**Action item**
Find every line below where the word "담당자의" occurs. Then say how many there are, giving only the number.

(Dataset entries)
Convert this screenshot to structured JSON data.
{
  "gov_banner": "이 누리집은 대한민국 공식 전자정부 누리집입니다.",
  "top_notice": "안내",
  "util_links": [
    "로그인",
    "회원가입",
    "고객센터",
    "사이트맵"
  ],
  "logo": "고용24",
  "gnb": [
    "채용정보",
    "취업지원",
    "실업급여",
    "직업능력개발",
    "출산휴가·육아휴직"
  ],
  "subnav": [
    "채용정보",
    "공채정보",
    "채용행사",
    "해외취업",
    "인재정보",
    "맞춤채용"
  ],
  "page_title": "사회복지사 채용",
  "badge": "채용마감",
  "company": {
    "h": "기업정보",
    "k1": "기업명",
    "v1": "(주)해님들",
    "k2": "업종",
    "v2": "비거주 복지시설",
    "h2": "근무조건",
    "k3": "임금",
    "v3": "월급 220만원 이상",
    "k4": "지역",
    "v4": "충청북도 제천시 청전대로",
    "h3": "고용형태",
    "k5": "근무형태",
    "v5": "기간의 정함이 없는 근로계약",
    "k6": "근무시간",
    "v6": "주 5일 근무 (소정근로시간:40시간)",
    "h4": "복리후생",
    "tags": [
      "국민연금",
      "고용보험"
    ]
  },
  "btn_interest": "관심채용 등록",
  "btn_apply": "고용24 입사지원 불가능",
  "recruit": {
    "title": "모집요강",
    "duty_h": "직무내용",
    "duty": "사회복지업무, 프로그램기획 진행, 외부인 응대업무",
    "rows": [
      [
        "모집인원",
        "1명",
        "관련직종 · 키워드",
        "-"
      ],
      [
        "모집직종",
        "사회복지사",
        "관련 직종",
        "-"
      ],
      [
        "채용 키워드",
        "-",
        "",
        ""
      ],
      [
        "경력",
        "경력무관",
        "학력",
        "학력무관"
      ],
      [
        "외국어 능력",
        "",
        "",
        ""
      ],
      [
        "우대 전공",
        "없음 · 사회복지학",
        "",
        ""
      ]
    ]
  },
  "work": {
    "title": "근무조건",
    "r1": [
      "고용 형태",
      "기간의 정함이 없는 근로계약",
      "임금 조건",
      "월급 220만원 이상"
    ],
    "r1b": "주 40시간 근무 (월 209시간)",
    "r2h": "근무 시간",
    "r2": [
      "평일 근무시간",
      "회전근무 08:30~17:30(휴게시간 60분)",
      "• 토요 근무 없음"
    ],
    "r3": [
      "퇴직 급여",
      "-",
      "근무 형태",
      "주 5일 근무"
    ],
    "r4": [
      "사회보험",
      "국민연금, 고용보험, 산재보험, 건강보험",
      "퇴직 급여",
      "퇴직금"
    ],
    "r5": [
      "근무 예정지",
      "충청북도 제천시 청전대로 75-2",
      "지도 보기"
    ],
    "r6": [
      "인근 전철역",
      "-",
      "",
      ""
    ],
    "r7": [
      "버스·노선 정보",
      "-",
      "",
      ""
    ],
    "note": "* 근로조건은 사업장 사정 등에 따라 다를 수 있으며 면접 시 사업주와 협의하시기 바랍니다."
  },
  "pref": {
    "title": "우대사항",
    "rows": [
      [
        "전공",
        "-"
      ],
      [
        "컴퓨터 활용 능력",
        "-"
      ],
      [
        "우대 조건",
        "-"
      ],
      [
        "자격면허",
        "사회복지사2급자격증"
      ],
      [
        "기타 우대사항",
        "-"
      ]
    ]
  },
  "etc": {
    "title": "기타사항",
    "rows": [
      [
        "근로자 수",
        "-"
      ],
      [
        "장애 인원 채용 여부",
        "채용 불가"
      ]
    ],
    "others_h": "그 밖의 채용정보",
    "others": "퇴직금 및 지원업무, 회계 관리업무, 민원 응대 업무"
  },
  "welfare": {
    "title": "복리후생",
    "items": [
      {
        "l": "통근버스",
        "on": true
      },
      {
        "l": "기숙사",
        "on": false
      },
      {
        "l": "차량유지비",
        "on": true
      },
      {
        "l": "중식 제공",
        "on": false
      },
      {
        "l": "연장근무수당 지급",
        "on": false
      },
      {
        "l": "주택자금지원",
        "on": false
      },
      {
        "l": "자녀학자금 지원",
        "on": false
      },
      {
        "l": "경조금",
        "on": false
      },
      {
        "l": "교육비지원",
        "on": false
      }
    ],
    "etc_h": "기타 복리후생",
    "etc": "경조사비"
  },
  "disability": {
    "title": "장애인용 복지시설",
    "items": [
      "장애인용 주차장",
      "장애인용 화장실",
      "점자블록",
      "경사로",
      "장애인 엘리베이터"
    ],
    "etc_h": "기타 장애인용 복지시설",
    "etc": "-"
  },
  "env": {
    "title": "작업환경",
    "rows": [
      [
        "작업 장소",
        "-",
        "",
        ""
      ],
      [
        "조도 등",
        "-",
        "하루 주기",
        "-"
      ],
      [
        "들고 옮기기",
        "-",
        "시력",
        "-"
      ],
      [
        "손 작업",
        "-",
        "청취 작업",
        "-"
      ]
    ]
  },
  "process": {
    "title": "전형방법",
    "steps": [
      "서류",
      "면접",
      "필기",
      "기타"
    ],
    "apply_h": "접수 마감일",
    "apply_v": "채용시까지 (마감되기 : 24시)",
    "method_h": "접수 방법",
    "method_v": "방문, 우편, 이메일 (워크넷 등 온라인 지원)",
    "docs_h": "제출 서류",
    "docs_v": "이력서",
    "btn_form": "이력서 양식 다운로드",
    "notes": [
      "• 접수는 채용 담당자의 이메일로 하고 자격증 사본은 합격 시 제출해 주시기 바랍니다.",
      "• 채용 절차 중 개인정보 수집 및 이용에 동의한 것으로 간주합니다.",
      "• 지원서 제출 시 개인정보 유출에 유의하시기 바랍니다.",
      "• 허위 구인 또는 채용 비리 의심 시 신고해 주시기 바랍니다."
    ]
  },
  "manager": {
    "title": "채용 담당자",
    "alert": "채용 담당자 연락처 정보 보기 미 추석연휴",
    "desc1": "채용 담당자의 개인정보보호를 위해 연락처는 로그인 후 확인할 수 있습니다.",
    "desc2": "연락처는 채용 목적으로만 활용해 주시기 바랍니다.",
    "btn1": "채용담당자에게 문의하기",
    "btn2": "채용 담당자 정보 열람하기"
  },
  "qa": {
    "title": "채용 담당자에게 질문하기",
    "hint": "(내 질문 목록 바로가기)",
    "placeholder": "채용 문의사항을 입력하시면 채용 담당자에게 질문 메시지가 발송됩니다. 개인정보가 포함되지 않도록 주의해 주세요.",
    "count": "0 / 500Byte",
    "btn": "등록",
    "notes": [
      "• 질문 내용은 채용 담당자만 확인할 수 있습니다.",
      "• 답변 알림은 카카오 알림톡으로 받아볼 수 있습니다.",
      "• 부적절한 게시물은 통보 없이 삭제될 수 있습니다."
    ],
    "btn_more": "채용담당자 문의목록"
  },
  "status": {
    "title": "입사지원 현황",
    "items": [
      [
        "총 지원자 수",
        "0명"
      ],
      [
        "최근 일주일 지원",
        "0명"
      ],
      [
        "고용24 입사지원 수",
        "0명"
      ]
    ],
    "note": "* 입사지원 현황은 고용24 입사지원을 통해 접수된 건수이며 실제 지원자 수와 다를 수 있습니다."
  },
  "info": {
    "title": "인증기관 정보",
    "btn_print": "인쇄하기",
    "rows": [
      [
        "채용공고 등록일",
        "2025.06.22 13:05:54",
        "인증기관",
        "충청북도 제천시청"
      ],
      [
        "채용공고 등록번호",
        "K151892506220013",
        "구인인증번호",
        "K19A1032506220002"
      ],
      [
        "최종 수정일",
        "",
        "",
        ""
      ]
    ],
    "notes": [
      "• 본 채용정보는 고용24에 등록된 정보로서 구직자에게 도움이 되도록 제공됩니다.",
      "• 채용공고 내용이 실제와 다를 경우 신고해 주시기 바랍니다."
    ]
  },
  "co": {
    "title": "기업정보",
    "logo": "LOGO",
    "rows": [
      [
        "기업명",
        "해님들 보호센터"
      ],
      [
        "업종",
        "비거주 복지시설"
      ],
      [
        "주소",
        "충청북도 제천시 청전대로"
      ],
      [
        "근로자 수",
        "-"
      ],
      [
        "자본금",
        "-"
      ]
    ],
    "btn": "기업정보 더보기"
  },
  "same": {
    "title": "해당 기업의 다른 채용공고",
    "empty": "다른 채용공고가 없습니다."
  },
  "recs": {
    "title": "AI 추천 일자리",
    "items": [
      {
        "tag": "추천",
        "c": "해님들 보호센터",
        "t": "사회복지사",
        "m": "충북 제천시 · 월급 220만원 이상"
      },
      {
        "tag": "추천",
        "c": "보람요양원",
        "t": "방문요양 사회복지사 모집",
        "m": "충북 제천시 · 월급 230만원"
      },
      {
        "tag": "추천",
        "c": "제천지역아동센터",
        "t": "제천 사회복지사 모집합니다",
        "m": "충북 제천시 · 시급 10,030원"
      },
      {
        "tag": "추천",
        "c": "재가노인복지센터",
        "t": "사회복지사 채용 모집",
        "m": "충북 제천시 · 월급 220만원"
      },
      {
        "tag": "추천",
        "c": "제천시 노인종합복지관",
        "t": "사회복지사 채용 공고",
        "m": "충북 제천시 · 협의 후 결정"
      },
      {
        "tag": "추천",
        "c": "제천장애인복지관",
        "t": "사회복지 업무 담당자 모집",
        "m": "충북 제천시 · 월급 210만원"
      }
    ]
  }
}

**Result**
2